Graham must be learning that old nursery song at school, because I got a video on my phone recently of him singing it while twirling his little brother around.
Let me just say that it appeared to escalate into a contact sport the third go round and the video got cut short rather abruptly.
I am thinking mom intervened before they collided with the coffee table or each other’s heads or baby Joel…..
Thankfully, little children are spared the speculations about the meaning of this song and can just enjoy the rhyme and the fun of the spinning around until they fall in a giggly heap.
Although, I must admit…hearing your grandson sing “ashes, ashes”… is kinda weird.
On Wednesday, I saw several foreheads sprinkled with another kind of ashes. A reminder to the one wearing them and a reminder to me…what we are made of.
A reminder that we do, indeed, all fall down.
If I didn’t think I would have freaked them out, I wanted to thank each person I saw who bore them.
I shared in my post on Wednesday some ideas for drawing closer to God for the purpose of repentance during this season that will lead us to the celebration of the Resurrection on Easter Sunday.
I listened to a sermon twice this week from Harvest Community Church in Hoffman Estates based on 1 John 1: 5-9. Pastor Jared Ahrens taught about what it means to walk in the light.
Pastor Ahrens pointed out that when John speaks of “walking in the light”, he is not saying that we we will not have areas of darkness.
But when God shines His light of truth in those places, we will respond to His conviction and we will obey Him as He calls us out of the darkness and into the light.
He explains that to “walk in the Light” means that our hearts are open to allow God’s truth to expose areas inside of us where darkness may be hiding out.
He says that those who walk in the light respond by admitting these areas are still in them, and agreeing with God’s word that they have no place in the life redeemed by Christ.
As I have been praying about what darkness God is shining His light of truth on, I have identified an attitude that I do not want to own.
It is embarrassing and childish and extremely deceptive.
It likes to mask itself as woundedness and grief…
but it is, in reality…ugly pride.
Let me be clear…being wounded is not sin.
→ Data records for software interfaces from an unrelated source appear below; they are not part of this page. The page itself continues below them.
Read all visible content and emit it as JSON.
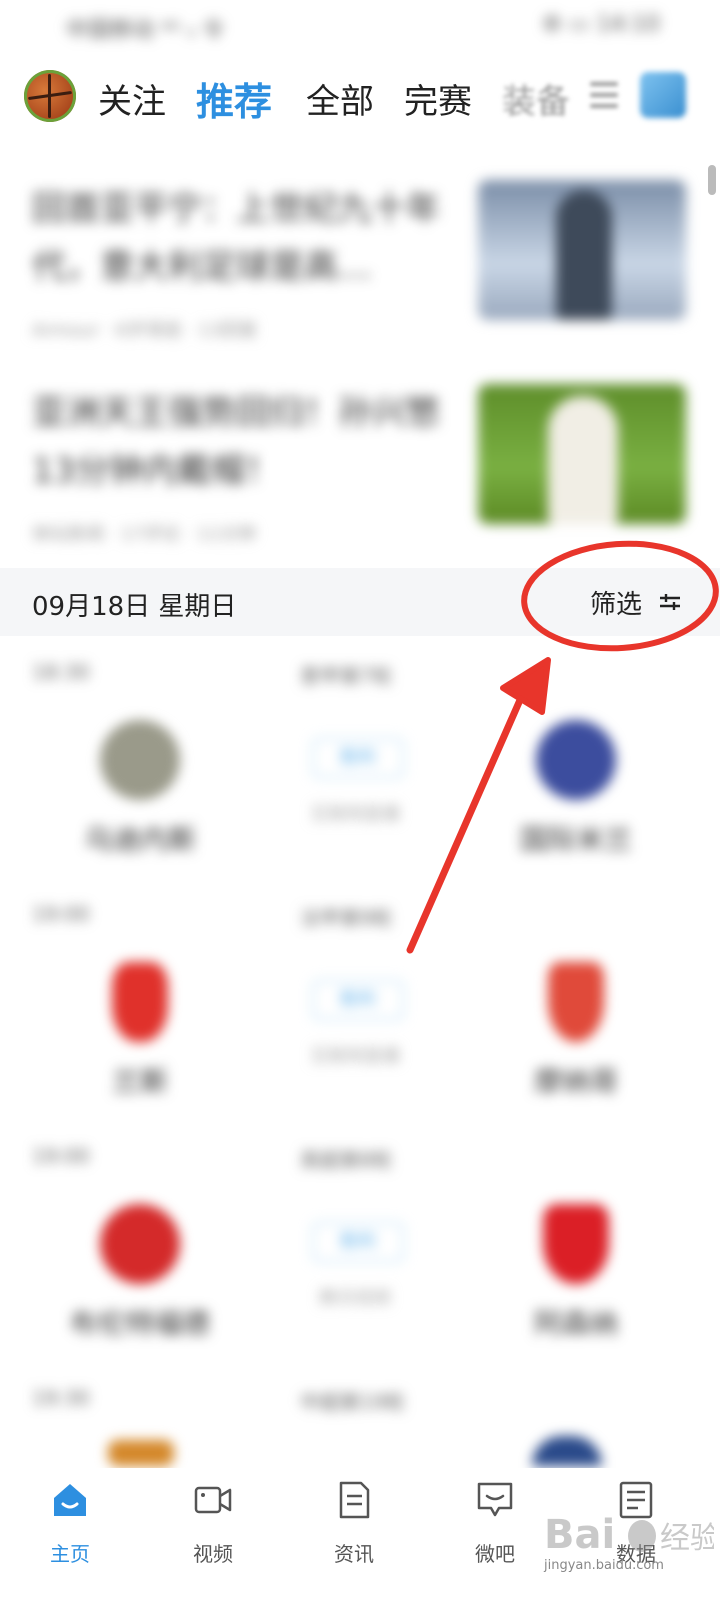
{
  "status_bar": {
    "left": "中国移动 ⁴ᴳ ᵢₗ 令",
    "right": "⚙ ▭ 14:10"
  },
  "top_nav": {
    "tabs": [
      {
        "label": "关注"
      },
      {
        "label": "推荐"
      },
      {
        "label": "全部"
      },
      {
        "label": "完赛"
      },
      {
        "label": "装备"
      }
    ]
  },
  "news": [
    {
      "title": "回首亚平宁：上世纪九十年代，意大利足球是高…",
      "meta": "Armour · 6岁球迷 · 13回复"
    },
    {
      "title": "亚洲天王强势回归！孙兴慜13分钟内戴帽！",
      "meta": "体坛新闻 · 17评论 · 11分钟"
    }
  ],
  "date_bar": {
    "date": "09月18日 星期日",
    "filter_label": "筛选"
  },
  "matches": [
    {
      "time": "18:30",
      "round": "意甲第7轮",
      "home": "乌迪内斯",
      "away": "国际米兰",
      "status": "胜利",
      "note": "互联网直播",
      "home_color": "#9a9a8a",
      "away_color": "#3c4d9e"
    },
    {
      "time": "19:00",
      "round": "法甲第9轮",
      "home": "兰斯",
      "away": "摩纳哥",
      "status": "胜利",
      "note": "互联网直播",
      "home_color": "#e0312b",
      "away_color": "#e04a3a"
    },
    {
      "time": "19:00",
      "round": "英超第8轮",
      "home": "布伦特福德",
      "away": "阿森纳",
      "status": "胜利",
      "note": "腾讯视频",
      "home_color": "#d42a2a",
      "away_color": "#db1f26"
    },
    {
      "time": "19:30",
      "round": "中超第19轮"
    }
  ],
  "bottom_tabs": [
    {
      "label": "主页"
    },
    {
      "label": "视频"
    },
    {
      "label": "资讯"
    },
    {
      "label": "微吧"
    },
    {
      "label": "数据"
    }
  ],
  "colors": {
    "accent": "#2d8fe0",
    "annotation": "#e8352b"
  },
  "watermark": {
    "text": "jingyan.baidu.com"
  }
}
And grieving is not darkness.
But as I have invited God to examine my heart, He has shown me that there are sticky strings of pride and envy that have attached themselves to these vulnerable places in me.
Only God can separate what is impure from what is pure in me.
And so what do I do with this according to 1 John 1:5-9?
I confess it to the Lord.
I agree with Him that His light has revealed this in me.
I take ownership of what He has revealed.
And I confess it for what it is.
And I turn away from it.
I ask Him to cleanse me of it, and by faith I believe He does.
According to His word; He IS faithful…and just …. and will forgive me, and He will heal me so that I can have fellowship with others and be restored.
This season of Lent, let us be intentional to open our hearts to the light of truth.
Let us agree with God when His light reveals a darkness lurking in us.
Let us confess to Him that we see what He already saw and let us cooperate with Him as He delivers us from these hidden places of darkness.